The full toll that is exacted by our mores as a result of this attitude is seldom realized or understood. The unmarried mother is forced to all manner of extremities of concealment and expenditure in order to give birth to her child. The moral scorn which she encounters certainly does not strengthen her mental equilibrium. Her nervous system is often shaken and shattered by this phase of the experience alone. In homes of confinement where many girls have to retreat, she is always aware of her position as an unfortunate and delinquent. In such homes her care is never of the kind which would encourage an attitude or outlook of a salutary character. Her daily diet is in the form of admonition and sermon. She is taught to look upon herself as not very dissimilar to a criminal. In the world at large, her plight is even worse. In addition to

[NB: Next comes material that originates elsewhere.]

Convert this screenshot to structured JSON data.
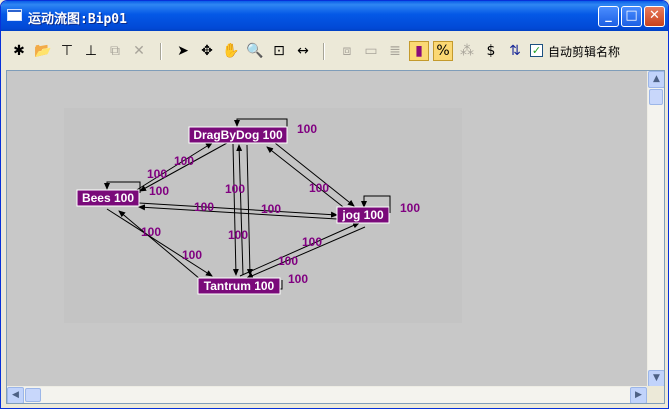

the moral stupidities of spinsters and the invidious disdain of married wives and mothers, she is confronted with an economic problem that in itself is often sufficient to make her courage crumble and weaken. As a consequence of all these factors, it is not only the mother who suffers but also the child. In the matter of still-births the costs of this morality become unmistakably evident and glaring. The following table illustrates these costs in statistical form:

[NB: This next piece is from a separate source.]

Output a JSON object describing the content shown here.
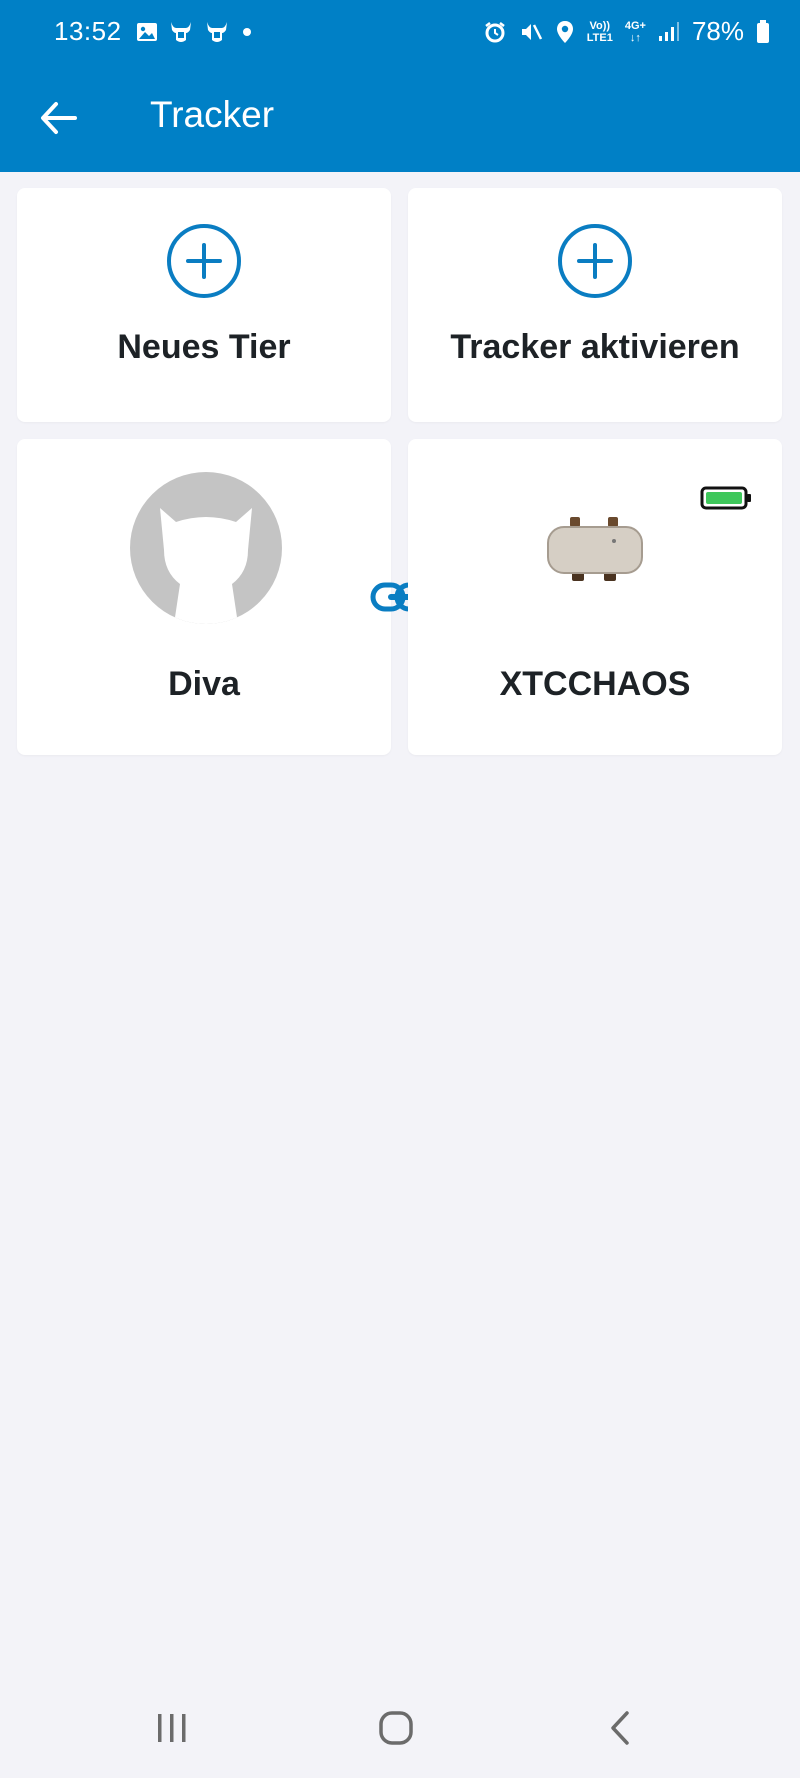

What we see from this table is that in every state there is a wide disparity between the number of still-births of married mothers and unmarried. In Norway between 1891 and 1900 still-births among illegitimate children were 164 to 165 compared with 100 still-births among legitimate children. That the mothers of illegitimate children are, on the whole, less healthy than those of legitimate is an unarguable proposition. In certain cases, it may be true, the parents of illegitimate children are sickly and diseased. But this is also true of married couples. The conservative will maintain that the larger number of still-births among unmarried than married mothers is due to syphilis. Even if we grant this to be true in a certain percentage of cases, allowing possibly, for the same argument a small disparity as due to this factor, the fact still remains that, as a general, or even as the chief, explanation, this proposition is patently untenable and absurd. Syphilis is prevalent among the married as well as unmarried. "Excluding the abandoned or vicious classes," writes Kelly in Medical Gynecology, "practically all women who acquire syphilis receive the infection from their husbands." While this observation may lack something of final cogency, it indicates at least the prevalence of venereal infections among the married. In a study of the origins of venereal infections, it was found in Berlin that, among other factors, several thousand sol-
diers received only 30% of their infections from prostitutes and 2 1 % from married women, widows and fiancees. (Hugo Hecht, Mitt, der Deutsch Gesellsch.) I t is increasingly obvious, then, that these disparities among the number of still-born children are to be attributed, in the main, to the morality which directly or indirectly handicaps and harms the pregnant woman who is unmarried.